• **RECORDS FOR THIS EXERCISE**
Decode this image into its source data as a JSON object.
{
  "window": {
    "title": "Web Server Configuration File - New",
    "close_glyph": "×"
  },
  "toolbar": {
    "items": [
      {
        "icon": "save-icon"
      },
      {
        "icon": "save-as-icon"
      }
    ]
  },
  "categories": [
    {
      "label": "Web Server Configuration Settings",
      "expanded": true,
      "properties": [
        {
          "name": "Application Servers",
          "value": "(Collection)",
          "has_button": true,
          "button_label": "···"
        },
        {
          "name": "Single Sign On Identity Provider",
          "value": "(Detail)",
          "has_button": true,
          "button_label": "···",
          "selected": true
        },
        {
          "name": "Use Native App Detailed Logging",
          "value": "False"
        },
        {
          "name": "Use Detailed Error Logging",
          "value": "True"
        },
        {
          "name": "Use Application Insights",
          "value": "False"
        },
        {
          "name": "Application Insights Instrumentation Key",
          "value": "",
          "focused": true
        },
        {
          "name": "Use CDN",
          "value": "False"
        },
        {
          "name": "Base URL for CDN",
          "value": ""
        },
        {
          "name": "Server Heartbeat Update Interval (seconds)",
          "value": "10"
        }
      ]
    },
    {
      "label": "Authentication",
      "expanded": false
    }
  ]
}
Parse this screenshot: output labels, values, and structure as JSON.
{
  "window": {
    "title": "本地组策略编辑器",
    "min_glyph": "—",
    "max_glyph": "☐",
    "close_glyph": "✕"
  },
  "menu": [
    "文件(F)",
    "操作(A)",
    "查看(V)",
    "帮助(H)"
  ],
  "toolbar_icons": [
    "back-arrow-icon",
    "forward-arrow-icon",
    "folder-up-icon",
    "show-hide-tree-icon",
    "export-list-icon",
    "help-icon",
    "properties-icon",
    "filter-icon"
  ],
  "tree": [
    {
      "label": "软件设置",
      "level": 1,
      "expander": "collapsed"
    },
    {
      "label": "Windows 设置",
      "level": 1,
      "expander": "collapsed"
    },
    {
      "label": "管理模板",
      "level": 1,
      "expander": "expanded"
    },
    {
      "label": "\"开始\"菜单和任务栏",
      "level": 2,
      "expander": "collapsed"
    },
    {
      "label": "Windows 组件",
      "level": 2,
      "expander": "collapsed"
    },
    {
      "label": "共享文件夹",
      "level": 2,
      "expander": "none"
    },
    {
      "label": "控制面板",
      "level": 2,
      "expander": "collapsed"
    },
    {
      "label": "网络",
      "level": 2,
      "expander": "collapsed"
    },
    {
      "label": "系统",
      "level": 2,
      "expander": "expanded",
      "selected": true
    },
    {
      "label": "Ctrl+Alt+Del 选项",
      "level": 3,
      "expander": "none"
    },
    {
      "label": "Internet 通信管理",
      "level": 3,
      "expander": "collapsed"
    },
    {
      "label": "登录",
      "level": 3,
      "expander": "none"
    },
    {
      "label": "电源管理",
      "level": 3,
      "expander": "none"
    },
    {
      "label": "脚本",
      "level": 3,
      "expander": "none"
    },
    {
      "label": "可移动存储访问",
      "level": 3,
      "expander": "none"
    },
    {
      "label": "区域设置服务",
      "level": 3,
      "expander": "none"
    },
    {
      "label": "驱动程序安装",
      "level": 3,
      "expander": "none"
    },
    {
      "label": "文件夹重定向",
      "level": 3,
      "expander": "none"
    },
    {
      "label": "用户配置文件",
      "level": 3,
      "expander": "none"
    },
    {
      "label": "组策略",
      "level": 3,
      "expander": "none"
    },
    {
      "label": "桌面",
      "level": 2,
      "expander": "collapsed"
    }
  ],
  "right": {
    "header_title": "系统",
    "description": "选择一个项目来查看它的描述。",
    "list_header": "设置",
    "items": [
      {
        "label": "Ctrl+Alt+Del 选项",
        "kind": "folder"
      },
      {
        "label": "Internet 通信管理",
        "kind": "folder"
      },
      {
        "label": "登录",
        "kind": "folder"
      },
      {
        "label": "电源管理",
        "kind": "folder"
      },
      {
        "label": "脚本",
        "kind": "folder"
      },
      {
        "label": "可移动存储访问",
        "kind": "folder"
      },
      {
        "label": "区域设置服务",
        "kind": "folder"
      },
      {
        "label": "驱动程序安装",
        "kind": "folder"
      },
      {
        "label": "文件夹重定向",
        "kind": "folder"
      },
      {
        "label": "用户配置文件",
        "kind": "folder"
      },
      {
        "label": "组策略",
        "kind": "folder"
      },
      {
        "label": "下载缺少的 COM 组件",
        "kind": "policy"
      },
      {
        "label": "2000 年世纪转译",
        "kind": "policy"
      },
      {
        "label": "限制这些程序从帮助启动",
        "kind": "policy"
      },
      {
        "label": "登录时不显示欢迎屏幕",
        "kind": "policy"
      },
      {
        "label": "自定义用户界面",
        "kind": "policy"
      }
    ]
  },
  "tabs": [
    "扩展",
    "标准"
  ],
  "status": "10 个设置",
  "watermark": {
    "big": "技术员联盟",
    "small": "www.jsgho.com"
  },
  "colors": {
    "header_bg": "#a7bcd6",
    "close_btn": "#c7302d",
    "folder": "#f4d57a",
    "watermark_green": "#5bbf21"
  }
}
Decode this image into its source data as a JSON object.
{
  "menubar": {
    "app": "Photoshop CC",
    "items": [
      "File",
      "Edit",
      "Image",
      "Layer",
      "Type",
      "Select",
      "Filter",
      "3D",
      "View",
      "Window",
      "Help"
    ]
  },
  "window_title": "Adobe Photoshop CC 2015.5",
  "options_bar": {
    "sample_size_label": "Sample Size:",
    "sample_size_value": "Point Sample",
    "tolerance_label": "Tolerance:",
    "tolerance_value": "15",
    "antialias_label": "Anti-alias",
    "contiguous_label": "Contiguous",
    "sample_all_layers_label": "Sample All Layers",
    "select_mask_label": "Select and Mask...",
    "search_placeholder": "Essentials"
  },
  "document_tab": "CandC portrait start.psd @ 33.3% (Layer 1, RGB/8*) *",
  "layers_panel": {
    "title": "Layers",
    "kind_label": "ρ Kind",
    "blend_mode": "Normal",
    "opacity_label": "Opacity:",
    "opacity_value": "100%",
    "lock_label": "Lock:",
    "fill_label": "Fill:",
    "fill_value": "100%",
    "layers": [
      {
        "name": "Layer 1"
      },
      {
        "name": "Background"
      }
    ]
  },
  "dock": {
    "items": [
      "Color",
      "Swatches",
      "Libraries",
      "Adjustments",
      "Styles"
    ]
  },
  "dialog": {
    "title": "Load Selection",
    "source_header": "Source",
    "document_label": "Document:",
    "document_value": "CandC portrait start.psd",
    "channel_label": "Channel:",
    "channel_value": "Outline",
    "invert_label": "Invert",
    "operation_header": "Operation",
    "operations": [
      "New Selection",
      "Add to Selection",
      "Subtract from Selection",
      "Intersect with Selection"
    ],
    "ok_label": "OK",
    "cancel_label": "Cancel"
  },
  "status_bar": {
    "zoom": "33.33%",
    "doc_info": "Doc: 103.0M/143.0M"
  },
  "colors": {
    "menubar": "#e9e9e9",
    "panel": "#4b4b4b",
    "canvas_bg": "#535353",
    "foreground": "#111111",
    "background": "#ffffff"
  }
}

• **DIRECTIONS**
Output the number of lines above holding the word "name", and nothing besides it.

• **TASK RESULT**
11